The English language edition of Al-Ahram, a prominent Egyptian newspaper, published a brief photo essay last week about Gharb Sohail, a traditional Nubian community near Aswan. The village, with about 3,000 inhabitants, exposes visitors to a smattering of Nubian foods, crafts, culture, arts, and traditions.

The village of Gharb Sohail, on the west bank of the Nile (Photo b Hatem Moushir in Wikimedia, Creative Commons license)
The village of Gharb Sohail, on the west bank of the Nile (Photo by Hatem Moushir in Wikimedia, Creative Commons license)

To judge by the photos that accompany the article, the community is well-known for its colorfully painted private homes. Al-Ahram expressed enthusiasm for the place: “When visiting the village, you will feel that you are in a calm, natural paradise: the Nile, the mountains, the huge green areas.” The writer praised the cheerfulness, modesty, and generosity of the Nubians toward their visitors.

The traditional houses are constructed out of stone, sand, and clay, with arching roofs that are covered with stalks of reeds and grains. The people decorate the walls with flowers. Because of the ways they are built, the homes are cool naturally so they do not need air conditioning.

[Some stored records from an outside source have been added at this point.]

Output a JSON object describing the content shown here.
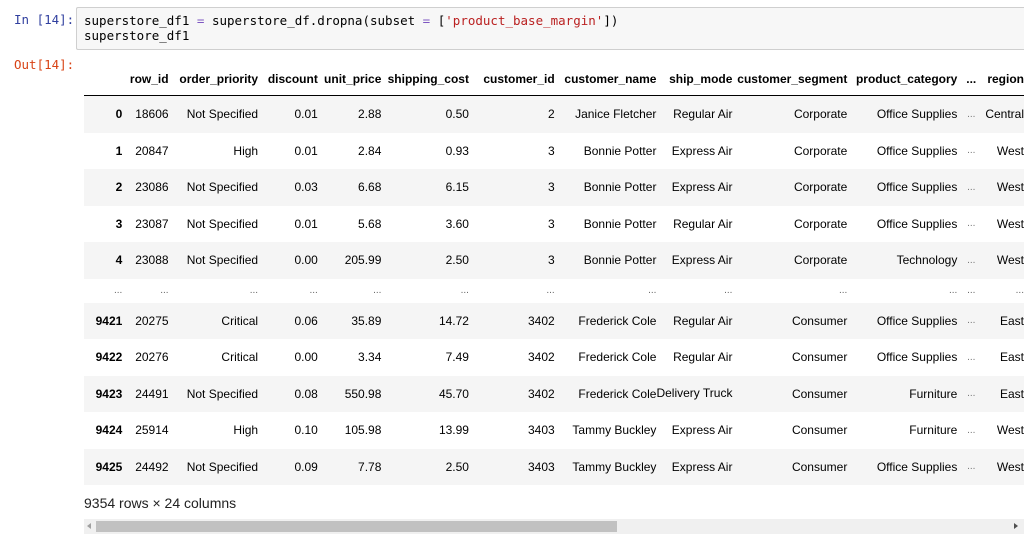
{
  "cell": {
    "in_prompt": "In [14]:",
    "out_prompt": "Out[14]:",
    "code": {
      "line1": {
        "var": "superstore_df1 ",
        "eq": "=",
        "call": " superstore_df.dropna(subset ",
        "eq2": "=",
        "open": " [",
        "string": "'product_base_margin'",
        "close": "])"
      },
      "line2": "superstore_df1"
    }
  },
  "dataframe": {
    "columns": [
      "",
      "row_id",
      "order_priority",
      "discount",
      "unit_price",
      "shipping_cost",
      "customer_id",
      "customer_name",
      "ship_mode",
      "customer_segment",
      "product_category",
      "...",
      "region"
    ],
    "rows": [
      {
        "index": "0",
        "cells": [
          "18606",
          "Not Specified",
          "0.01",
          "2.88",
          "0.50",
          "2",
          "Janice Fletcher",
          "Regular Air",
          "Corporate",
          "Office Supplies",
          "...",
          "Central"
        ]
      },
      {
        "index": "1",
        "cells": [
          "20847",
          "High",
          "0.01",
          "2.84",
          "0.93",
          "3",
          "Bonnie Potter",
          "Express Air",
          "Corporate",
          "Office Supplies",
          "...",
          "West"
        ]
      },
      {
        "index": "2",
        "cells": [
          "23086",
          "Not Specified",
          "0.03",
          "6.68",
          "6.15",
          "3",
          "Bonnie Potter",
          "Express Air",
          "Corporate",
          "Office Supplies",
          "...",
          "West"
        ]
      },
      {
        "index": "3",
        "cells": [
          "23087",
          "Not Specified",
          "0.01",
          "5.68",
          "3.60",
          "3",
          "Bonnie Potter",
          "Regular Air",
          "Corporate",
          "Office Supplies",
          "...",
          "West"
        ]
      },
      {
        "index": "4",
        "cells": [
          "23088",
          "Not Specified",
          "0.00",
          "205.99",
          "2.50",
          "3",
          "Bonnie Potter",
          "Express Air",
          "Corporate",
          "Technology",
          "...",
          "West"
        ]
      },
      {
        "index": "...",
        "cells": [
          "...",
          "...",
          "...",
          "...",
          "...",
          "...",
          "...",
          "...",
          "...",
          "...",
          "...",
          "..."
        ]
      },
      {
        "index": "9421",
        "cells": [
          "20275",
          "Critical",
          "0.06",
          "35.89",
          "14.72",
          "3402",
          "Frederick Cole",
          "Regular Air",
          "Consumer",
          "Office Supplies",
          "...",
          "East"
        ]
      },
      {
        "index": "9422",
        "cells": [
          "20276",
          "Critical",
          "0.00",
          "3.34",
          "7.49",
          "3402",
          "Frederick Cole",
          "Regular Air",
          "Consumer",
          "Office Supplies",
          "...",
          "East"
        ]
      },
      {
        "index": "9423",
        "cells": [
          "24491",
          "Not Specified",
          "0.08",
          "550.98",
          "45.70",
          "3402",
          "Frederick Cole",
          "Delivery Truck",
          "Consumer",
          "Furniture",
          "...",
          "East"
        ]
      },
      {
        "index": "9424",
        "cells": [
          "25914",
          "High",
          "0.10",
          "105.98",
          "13.99",
          "3403",
          "Tammy Buckley",
          "Express Air",
          "Consumer",
          "Furniture",
          "...",
          "West"
        ]
      },
      {
        "index": "9425",
        "cells": [
          "24492",
          "Not Specified",
          "0.09",
          "7.78",
          "2.50",
          "3403",
          "Tammy Buckley",
          "Express Air",
          "Consumer",
          "Office Supplies",
          "...",
          "West"
        ]
      }
    ],
    "shape_text": "9354 rows × 24 columns",
    "scroll_position_fraction": 0
  },
  "icons": {
    "scroll_left": "triangle-left",
    "scroll_right": "triangle-right"
  }
}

Doum fruit on a palm tree near Aswan
Doum fruit on a palm tree near Aswan (Photo by Rachid H on Flickr, Creative Commons license)

Visitors to Gharb Sohail can enjoy the Nubian cuisine by tasting some breads that the people bake in their homes. They make dishes such as “fatta ads,” “tagen lahma,” and “Aswanian egg.” They drink a beverage made from the fruits of a palm tree called “doum,” which is quite popular in Egypt and, research shows, is rich in natural polyphenols and thus has many health benefits. Gharb Soheil is about 30 minutes by car from the train station in Aswan or 10 minutes from the Aswan International Airport. But to reach the village, which is on the opposite side of the Nile, visitors must take a motorboat or a felucca across the river.

The journalist for this article in Al-Ahram wrote many of the same things in praise of Gharb Sohail as a different travel piece back in early April. The village is at the edge of the Aswan metropolitan area but suffused enough with Nubian culture to entice tourists, including Egyptians who are interested in learning about their minority non-Arab society.